----- Data to process
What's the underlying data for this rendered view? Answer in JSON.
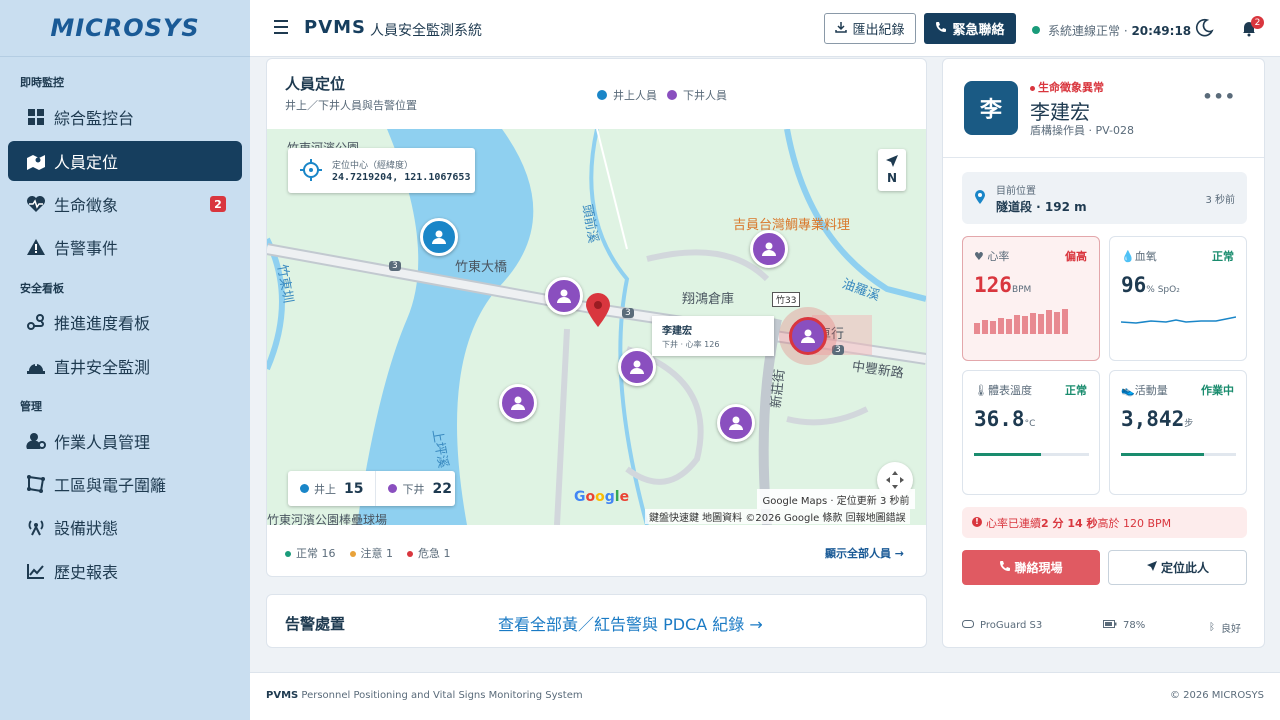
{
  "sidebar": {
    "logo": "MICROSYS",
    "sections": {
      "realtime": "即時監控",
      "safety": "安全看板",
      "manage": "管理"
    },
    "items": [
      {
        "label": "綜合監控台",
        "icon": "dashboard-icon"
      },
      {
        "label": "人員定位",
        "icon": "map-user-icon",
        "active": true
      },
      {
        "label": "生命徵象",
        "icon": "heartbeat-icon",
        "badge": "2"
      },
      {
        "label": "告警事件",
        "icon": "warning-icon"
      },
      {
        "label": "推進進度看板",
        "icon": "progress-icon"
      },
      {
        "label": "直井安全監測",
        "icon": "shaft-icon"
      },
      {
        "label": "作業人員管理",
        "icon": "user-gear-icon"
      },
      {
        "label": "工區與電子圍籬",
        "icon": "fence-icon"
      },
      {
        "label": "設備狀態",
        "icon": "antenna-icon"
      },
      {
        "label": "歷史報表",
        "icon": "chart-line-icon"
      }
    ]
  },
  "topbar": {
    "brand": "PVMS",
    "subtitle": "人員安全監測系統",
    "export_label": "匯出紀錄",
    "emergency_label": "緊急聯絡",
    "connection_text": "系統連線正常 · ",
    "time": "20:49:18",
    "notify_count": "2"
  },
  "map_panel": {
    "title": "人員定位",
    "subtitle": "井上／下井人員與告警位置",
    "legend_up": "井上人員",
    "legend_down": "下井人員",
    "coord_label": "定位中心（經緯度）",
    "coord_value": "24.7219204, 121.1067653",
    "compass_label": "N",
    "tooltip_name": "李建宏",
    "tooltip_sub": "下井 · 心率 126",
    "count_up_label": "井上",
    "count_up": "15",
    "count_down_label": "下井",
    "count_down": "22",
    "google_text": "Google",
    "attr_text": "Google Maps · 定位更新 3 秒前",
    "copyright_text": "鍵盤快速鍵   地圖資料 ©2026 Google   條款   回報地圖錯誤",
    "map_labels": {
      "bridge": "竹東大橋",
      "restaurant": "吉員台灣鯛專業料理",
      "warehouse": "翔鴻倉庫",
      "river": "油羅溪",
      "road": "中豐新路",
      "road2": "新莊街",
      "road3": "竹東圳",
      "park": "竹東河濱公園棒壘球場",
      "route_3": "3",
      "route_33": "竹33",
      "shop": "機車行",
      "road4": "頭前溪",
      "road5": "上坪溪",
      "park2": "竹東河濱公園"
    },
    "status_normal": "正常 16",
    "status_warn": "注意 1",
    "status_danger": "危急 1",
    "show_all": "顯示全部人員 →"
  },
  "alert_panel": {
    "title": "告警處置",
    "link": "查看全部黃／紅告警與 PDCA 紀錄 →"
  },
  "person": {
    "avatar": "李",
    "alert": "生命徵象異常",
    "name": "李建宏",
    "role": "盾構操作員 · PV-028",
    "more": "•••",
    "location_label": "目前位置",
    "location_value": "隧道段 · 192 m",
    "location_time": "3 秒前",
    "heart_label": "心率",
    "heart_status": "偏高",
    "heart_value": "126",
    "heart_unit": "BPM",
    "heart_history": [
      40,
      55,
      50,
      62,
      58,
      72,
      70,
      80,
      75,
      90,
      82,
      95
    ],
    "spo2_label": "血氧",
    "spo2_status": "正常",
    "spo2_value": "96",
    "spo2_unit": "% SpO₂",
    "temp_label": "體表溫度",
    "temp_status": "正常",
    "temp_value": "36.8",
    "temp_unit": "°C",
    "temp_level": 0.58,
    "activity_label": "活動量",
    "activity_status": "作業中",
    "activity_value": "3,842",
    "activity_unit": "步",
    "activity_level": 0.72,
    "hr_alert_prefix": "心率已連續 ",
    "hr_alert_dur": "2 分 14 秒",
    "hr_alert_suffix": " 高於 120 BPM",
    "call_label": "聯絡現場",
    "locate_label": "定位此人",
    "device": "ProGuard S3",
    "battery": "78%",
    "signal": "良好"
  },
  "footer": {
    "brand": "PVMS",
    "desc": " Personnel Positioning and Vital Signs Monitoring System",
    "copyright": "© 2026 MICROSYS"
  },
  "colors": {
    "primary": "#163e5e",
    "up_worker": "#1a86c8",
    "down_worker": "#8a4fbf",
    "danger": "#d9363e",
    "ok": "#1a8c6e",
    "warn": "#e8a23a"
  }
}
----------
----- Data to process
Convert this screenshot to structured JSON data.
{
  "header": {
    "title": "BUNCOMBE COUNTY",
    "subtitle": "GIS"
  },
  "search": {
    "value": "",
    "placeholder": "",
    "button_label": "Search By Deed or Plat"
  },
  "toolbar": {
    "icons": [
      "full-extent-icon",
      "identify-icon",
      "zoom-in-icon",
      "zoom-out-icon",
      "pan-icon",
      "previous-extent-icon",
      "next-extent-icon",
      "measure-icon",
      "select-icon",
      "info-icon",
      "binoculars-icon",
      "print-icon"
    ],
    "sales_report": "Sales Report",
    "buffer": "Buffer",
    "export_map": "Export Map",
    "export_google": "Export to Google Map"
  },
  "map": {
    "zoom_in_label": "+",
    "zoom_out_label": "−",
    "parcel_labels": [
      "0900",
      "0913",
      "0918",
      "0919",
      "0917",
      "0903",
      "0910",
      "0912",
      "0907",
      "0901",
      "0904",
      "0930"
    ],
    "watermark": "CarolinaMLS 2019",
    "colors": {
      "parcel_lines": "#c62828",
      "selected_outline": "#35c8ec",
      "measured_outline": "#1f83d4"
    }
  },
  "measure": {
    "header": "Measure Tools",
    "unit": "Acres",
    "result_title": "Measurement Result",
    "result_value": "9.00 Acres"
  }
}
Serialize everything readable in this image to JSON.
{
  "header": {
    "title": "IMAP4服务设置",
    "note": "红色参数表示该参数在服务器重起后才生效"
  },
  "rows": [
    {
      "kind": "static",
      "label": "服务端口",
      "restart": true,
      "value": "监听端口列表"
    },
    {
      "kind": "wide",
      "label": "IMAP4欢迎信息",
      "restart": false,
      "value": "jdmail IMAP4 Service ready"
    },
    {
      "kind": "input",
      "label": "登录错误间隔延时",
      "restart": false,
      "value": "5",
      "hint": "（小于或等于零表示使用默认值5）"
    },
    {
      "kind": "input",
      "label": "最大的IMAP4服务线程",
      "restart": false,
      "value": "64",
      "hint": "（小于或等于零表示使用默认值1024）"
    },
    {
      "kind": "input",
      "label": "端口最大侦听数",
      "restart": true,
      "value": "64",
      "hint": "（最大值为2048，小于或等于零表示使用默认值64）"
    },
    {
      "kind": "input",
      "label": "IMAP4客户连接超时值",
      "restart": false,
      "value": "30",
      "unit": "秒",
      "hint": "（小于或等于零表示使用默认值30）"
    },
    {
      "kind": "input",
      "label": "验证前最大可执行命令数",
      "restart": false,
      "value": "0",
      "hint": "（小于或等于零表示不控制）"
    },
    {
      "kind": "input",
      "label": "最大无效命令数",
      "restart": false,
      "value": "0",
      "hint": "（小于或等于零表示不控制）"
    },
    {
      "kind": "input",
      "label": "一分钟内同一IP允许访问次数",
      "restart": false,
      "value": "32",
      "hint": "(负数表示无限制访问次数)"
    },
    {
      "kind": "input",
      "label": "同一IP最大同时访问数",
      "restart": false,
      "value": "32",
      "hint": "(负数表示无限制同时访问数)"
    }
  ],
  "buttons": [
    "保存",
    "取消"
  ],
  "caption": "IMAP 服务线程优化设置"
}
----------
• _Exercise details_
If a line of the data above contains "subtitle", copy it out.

• _Output of the exercise_
    "subtitle": "人員安全監測系統",
    "subtitle": "井上／下井人員與告警位置",
    "subtitle": "GIS"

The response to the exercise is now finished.